Scan the records for lines with the string "avatar". Say how many there are, and add nothing.

# Material to process:
- - - - - - -
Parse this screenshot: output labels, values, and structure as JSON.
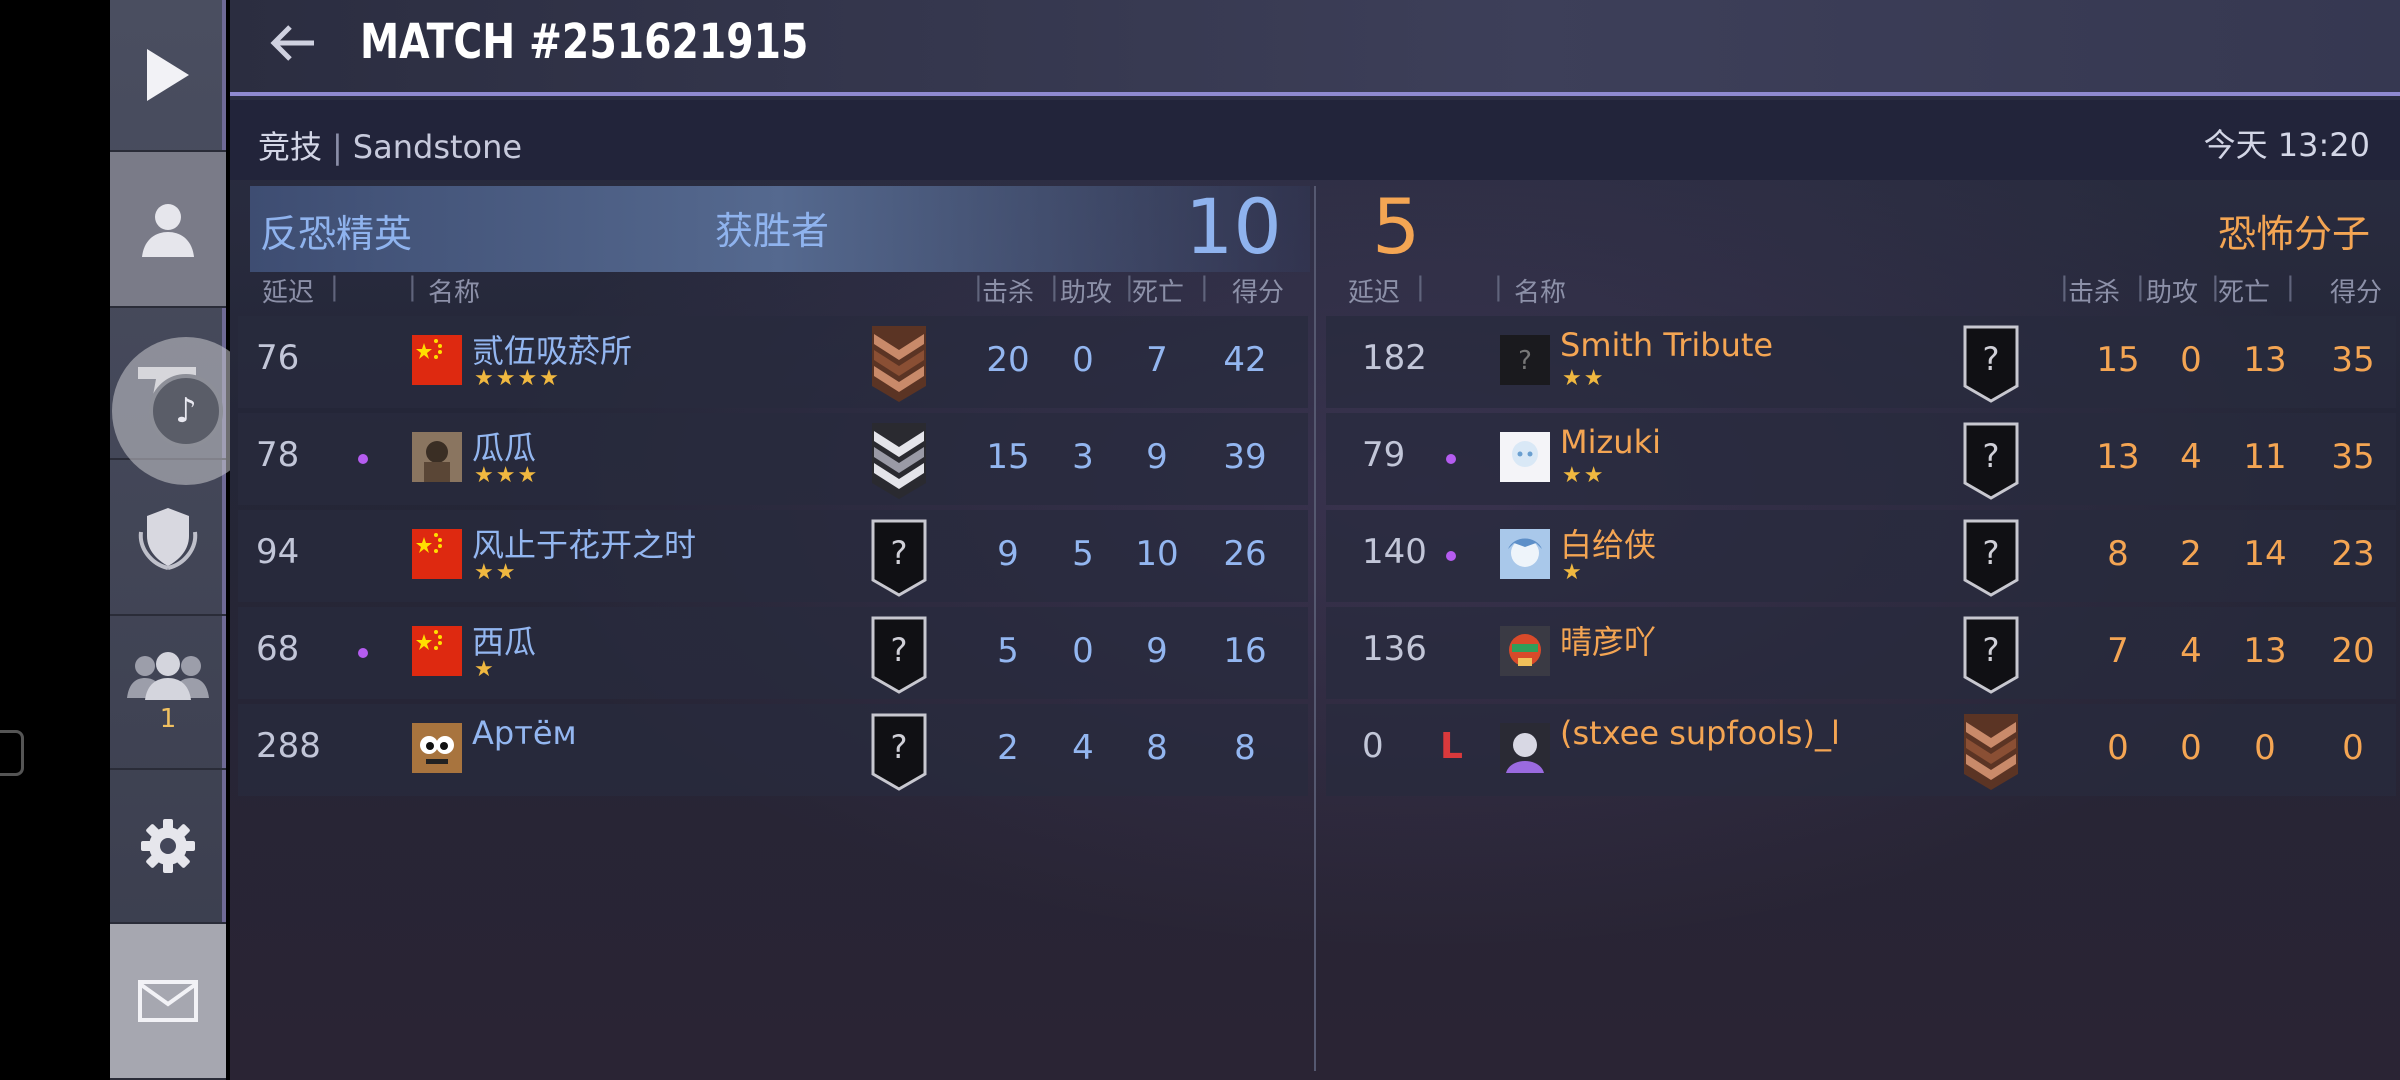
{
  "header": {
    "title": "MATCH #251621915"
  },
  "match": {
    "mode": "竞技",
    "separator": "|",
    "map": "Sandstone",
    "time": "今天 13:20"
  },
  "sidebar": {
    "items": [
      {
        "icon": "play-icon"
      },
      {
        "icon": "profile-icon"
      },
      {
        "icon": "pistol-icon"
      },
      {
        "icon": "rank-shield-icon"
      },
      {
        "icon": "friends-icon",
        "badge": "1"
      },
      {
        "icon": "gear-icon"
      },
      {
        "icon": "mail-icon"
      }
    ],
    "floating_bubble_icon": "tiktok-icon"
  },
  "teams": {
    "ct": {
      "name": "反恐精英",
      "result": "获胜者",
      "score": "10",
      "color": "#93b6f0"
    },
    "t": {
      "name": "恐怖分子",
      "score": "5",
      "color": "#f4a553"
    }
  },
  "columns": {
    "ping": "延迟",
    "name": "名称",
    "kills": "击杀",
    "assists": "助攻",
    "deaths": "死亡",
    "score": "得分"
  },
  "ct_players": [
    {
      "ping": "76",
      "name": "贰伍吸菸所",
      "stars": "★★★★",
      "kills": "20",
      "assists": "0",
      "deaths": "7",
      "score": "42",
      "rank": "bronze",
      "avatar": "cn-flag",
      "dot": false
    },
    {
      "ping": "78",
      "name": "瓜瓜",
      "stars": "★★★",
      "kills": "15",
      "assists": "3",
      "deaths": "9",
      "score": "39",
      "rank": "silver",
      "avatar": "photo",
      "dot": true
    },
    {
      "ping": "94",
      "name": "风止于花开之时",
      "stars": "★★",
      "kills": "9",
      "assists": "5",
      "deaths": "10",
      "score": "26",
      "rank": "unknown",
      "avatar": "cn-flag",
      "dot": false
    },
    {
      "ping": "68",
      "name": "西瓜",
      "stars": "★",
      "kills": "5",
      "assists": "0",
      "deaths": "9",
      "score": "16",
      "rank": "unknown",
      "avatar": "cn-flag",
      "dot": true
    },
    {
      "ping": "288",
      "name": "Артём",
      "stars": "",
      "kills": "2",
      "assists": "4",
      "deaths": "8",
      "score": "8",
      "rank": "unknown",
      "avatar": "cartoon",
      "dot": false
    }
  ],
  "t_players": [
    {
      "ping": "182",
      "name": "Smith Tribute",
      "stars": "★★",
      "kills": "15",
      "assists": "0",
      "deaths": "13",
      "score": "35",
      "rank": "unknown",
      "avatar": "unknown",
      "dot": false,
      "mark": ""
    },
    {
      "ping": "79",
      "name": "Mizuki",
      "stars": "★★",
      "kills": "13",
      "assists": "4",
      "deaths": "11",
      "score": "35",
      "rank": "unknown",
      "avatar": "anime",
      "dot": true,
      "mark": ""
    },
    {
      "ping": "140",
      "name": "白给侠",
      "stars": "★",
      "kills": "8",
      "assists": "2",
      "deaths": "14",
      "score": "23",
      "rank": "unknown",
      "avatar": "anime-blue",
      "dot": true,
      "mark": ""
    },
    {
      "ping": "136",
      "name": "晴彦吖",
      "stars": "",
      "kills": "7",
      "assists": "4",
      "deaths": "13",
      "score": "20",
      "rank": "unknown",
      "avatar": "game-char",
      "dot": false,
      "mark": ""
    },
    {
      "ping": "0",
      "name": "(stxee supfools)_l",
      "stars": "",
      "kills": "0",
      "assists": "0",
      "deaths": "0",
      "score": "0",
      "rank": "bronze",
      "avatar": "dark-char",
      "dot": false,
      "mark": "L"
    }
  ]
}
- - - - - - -
# Solution:
10